Central to this were two principles. The first is that rational inquiry, correctly used, will never reveal anything contrary to God. The second is that there are certain truths which rational inquiry cannot prove or disprove; and in such cases we must simply accept God’s revelation as fact.
Aquinas’s reasoning is alluring; but what his principles failed to take into account is the slipperiness and elusiveness of human reason (Jeremiah 17:9; 10:23), and that is nowhere more evident than in his move away from the biblical Sabbath.
“Remember the Sabbath day, to keep it holy. Six days you shall labor and do all your work, but the seventh day is the Sabbath of the Lord your God.”
The Sabbath, as outlined in the Hebrew Scriptures, is the seventh day of the week. By Aquinas’s time many perceived it (along with the other holy days originally instituted in the Torah) derogatorily as “Jewish” and consequently tainted with the guilt of Jesus Christ’s death—an accusation that, incidentally, the apostle Paul had addressed in the book of Romans when he pointed out that all, Jew and gentile alike, were (and are) guilty of sin and therefore shared in bringing about Jesus’ death; see Romans 3:9–26.
The first day of the week, Sunday, had centuries earlier come to be known as “the Lord’s Day,” and at first it coexisted with the biblical Sabbath. The observance of Sunday, though nowhere instructed in the Bible, initially commemorated what was incorrectly thought to be the day of Christ’s resurrection. Its defenders pointed to its apparent non-Jewishness (though Christ was, of course, of the tribe of Judah) and questioned whether there was anything wrong with a desire to worship twice as much as before. By the seventh century, strict Sunday observance was required.
Aquinas’s writings on the matter in the Summa Theologiae did much to conflate the meaning of the two days and ultimately dismiss observance of the original, biblical Sabbath. Since the seventh century, according to Bible scholar Andrew T. Lincoln, there had been “the attempt to give this idea of rest for worship on the Lord’s Day a theological rationale and to make it mandatory on a biblical basis.” It was Aquinas, however, who established “the first full-scale theological justification of Sabbath transference” (From Sabbath to Lord’s Day).

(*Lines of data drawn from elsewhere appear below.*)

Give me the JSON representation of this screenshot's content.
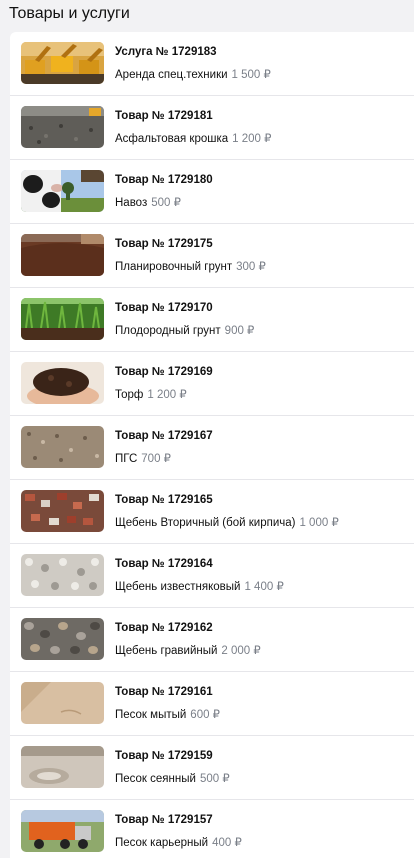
{
  "header": {
    "title": "Товары и услуги"
  },
  "items": [
    {
      "title": "Услуга № 1729183",
      "name": "Аренда спец.техники",
      "price": "1 500 ₽",
      "image_icon": "excavator-photo"
    },
    {
      "title": "Товар № 1729181",
      "name": "Асфальтовая крошка",
      "price": "1 200 ₽",
      "image_icon": "asphalt-crumb-photo"
    },
    {
      "title": "Товар № 1729180",
      "name": "Навоз",
      "price": "500 ₽",
      "image_icon": "cow-photo"
    },
    {
      "title": "Товар № 1729175",
      "name": "Планировочный грунт",
      "price": "300 ₽",
      "image_icon": "soil-pile-photo"
    },
    {
      "title": "Товар № 1729170",
      "name": "Плодородный грунт",
      "price": "900 ₽",
      "image_icon": "grass-soil-photo"
    },
    {
      "title": "Товар № 1729169",
      "name": "Торф",
      "price": "1 200 ₽",
      "image_icon": "peat-hands-photo"
    },
    {
      "title": "Товар № 1729167",
      "name": "ПГС",
      "price": "700 ₽",
      "image_icon": "gravel-sand-photo"
    },
    {
      "title": "Товар № 1729165",
      "name": "Щебень Вторичный (бой кирпича)",
      "price": "1 000 ₽",
      "image_icon": "brick-rubble-photo"
    },
    {
      "title": "Товар № 1729164",
      "name": "Щебень известняковый",
      "price": "1 400 ₽",
      "image_icon": "limestone-photo"
    },
    {
      "title": "Товар № 1729162",
      "name": "Щебень гравийный",
      "price": "2 000 ₽",
      "image_icon": "gravel-photo"
    },
    {
      "title": "Товар № 1729161",
      "name": "Песок мытый",
      "price": "600 ₽",
      "image_icon": "washed-sand-photo"
    },
    {
      "title": "Товар № 1729159",
      "name": "Песок сеянный",
      "price": "500 ₽",
      "image_icon": "sifted-sand-photo"
    },
    {
      "title": "Товар № 1729157",
      "name": "Песок карьерный",
      "price": "400 ₽",
      "image_icon": "dump-truck-photo"
    }
  ],
  "colors": {
    "background": "#f2f2f4",
    "card": "#ffffff",
    "divider": "#e6e6ea",
    "price": "#7a7f88"
  }
}
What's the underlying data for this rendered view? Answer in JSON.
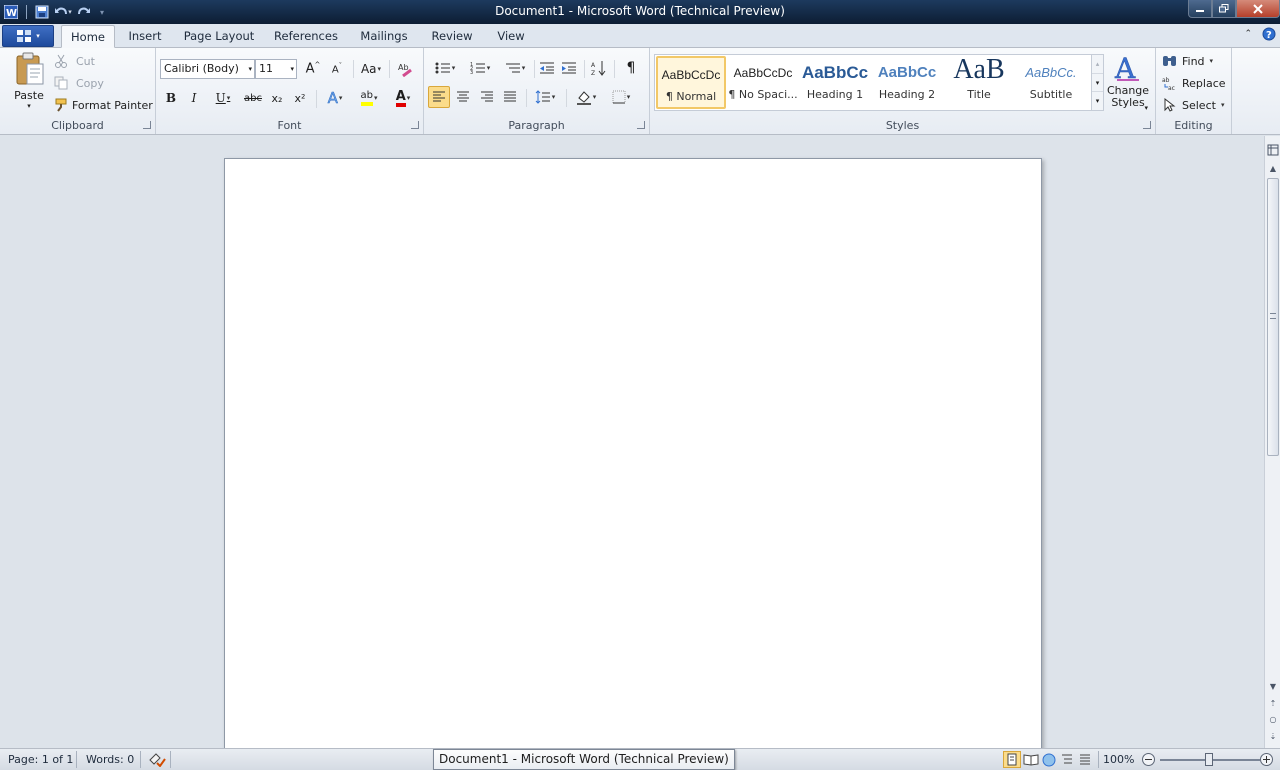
{
  "window": {
    "title": "Document1  -  Microsoft Word (Technical Preview)"
  },
  "quick_access": {
    "icons": [
      "word-logo-icon",
      "save-icon",
      "undo-icon",
      "redo-icon"
    ]
  },
  "tabs": [
    {
      "label": "Home",
      "active": true
    },
    {
      "label": "Insert"
    },
    {
      "label": "Page Layout"
    },
    {
      "label": "References"
    },
    {
      "label": "Mailings"
    },
    {
      "label": "Review"
    },
    {
      "label": "View"
    }
  ],
  "clipboard": {
    "group_label": "Clipboard",
    "paste": "Paste",
    "cut": "Cut",
    "copy": "Copy",
    "format_painter": "Format Painter"
  },
  "font": {
    "group_label": "Font",
    "font_name": "Calibri (Body)",
    "font_size": "11",
    "case_label": "Aa",
    "bold": "B",
    "italic": "I",
    "underline": "U",
    "strike": "abc",
    "subscript": "x₂",
    "superscript": "x²",
    "text_effects": "A",
    "highlight": "ab",
    "font_color": "A",
    "highlight_color": "#ffff00",
    "font_color_value": "#e00000"
  },
  "paragraph": {
    "group_label": "Paragraph",
    "pilcrow": "¶"
  },
  "styles": {
    "group_label": "Styles",
    "items": [
      {
        "preview": "AaBbCcDc",
        "label": "¶ Normal",
        "selected": true
      },
      {
        "preview": "AaBbCcDc",
        "label": "¶ No Spaci..."
      },
      {
        "preview": "AaBbCc",
        "label": "Heading 1"
      },
      {
        "preview": "AaBbCc",
        "label": "Heading 2"
      },
      {
        "preview": "AaB",
        "label": "Title"
      },
      {
        "preview": "AaBbCc.",
        "label": "Subtitle"
      }
    ],
    "change_styles": "Change Styles"
  },
  "editing": {
    "group_label": "Editing",
    "find": "Find",
    "replace": "Replace",
    "select": "Select"
  },
  "status": {
    "page": "Page: 1 of 1",
    "words": "Words: 0",
    "zoom": "100%",
    "tooltip": "Document1 - Microsoft Word (Technical Preview)"
  }
}
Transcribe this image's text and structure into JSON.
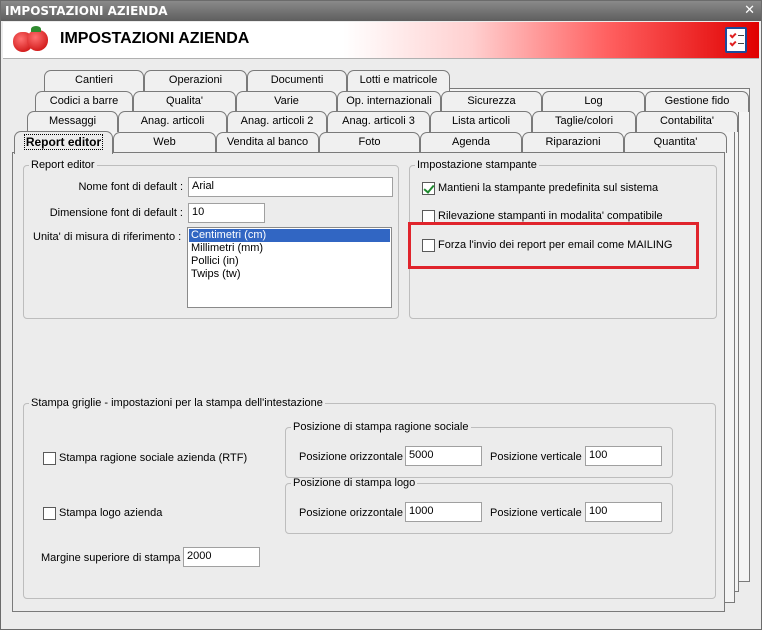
{
  "window": {
    "title": "IMPOSTAZIONI AZIENDA",
    "close_glyph": "✕"
  },
  "header": {
    "title": "IMPOSTAZIONI AZIENDA",
    "logo_icon": "strawberries-icon",
    "checklist_icon": "checklist-icon"
  },
  "tabs": {
    "row1": [
      "Cantieri",
      "Operazioni",
      "Documenti",
      "Lotti e matricole"
    ],
    "row2": [
      "Codici a barre",
      "Qualita'",
      "Varie",
      "Op. internazionali",
      "Sicurezza",
      "Log",
      "Gestione fido"
    ],
    "row3": [
      "Messaggi",
      "Anag. articoli",
      "Anag. articoli 2",
      "Anag. articoli 3",
      "Lista articoli",
      "Taglie/colori",
      "Contabilita'"
    ],
    "row4": [
      "Report editor",
      "Web",
      "Vendita al banco",
      "Foto",
      "Agenda",
      "Riparazioni",
      "Quantita'"
    ]
  },
  "report_editor": {
    "legend": "Report editor",
    "font_label": "Nome font di default :",
    "font_value": "Arial",
    "size_label": "Dimensione font di default :",
    "size_value": "10",
    "unit_label": "Unita' di misura di riferimento :",
    "unit_options": [
      "Centimetri (cm)",
      "Millimetri (mm)",
      "Pollici (in)",
      "Twips (tw)"
    ],
    "unit_selected": 0
  },
  "printer": {
    "legend": "Impostazione stampante",
    "keep_default": {
      "label": "Mantieni la stampante predefinita sul sistema",
      "checked": true
    },
    "compat": {
      "label": "Rilevazione stampanti in modalita' compatibile",
      "checked": false
    },
    "mailing": {
      "label": "Forza l'invio dei report per email come MAILING",
      "checked": false
    },
    "highlight_color": "#e0242c"
  },
  "grid_print": {
    "legend": "Stampa griglie - impostazioni per la stampa dell'intestazione",
    "company_name": {
      "label": "Stampa ragione sociale azienda (RTF)",
      "checked": false
    },
    "company_logo": {
      "label": "Stampa logo azienda",
      "checked": false
    },
    "name_pos": {
      "legend": "Posizione di stampa ragione sociale",
      "h_label": "Posizione orizzontale",
      "h_value": "5000",
      "v_label": "Posizione verticale",
      "v_value": "100"
    },
    "logo_pos": {
      "legend": "Posizione di stampa logo",
      "h_label": "Posizione orizzontale",
      "h_value": "1000",
      "v_label": "Posizione verticale",
      "v_value": "100"
    },
    "top_margin": {
      "label": "Margine superiore di stampa",
      "value": "2000"
    }
  }
}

In the Summa Theologiae, Aquinas first delineates potential lines of thought antithetical to the Sabbath in four “objections,” which he proceeds to deconstruct and deny. His first line of reasoning is that the Decalogue (the Ten Commandments), is not only divinely given but also in keeping with an underlying natural law. Therefore the Sabbath instruction was not only as important as any of the other commandments but also, critically, a principle that could be discerned from rational inquiry and therefore not fully subject to divine revelation. This was a thoroughly Aristotelian line of reasoning. The critical aspect is that Aquinas dealt with the biblical Sabbath and the Lord’s Day as one and the same. The implication was that the principle of a day of rest was important, but that the choice of day was not.
It was, in effect, a fudging of the terms, a sideways discussion of one aspect that in its process conflated and equated the Sabbath with the Lord’s Day. He appeared to give support for the biblical commandment while replacing its primary aspect—that it be observed on the seventh day—with pagan-derived Sunday worship. Subsequently it was easy, as a result, to dispense with one rest day (as two were redundant), and the “too Jewish” Sabbath was the obvious loser.
The influence of Aquinas’s writing is powerfully evident today, not least in this issue. The majority of conventional Christianity observes Sunday while dismissing the seventh-day Sabbath as strictly Jewish. Aquinas’s reasoning in such matters represents an important pivot in the shifting of Christianity from God’s basic truths as revealed in His Word, the Bible.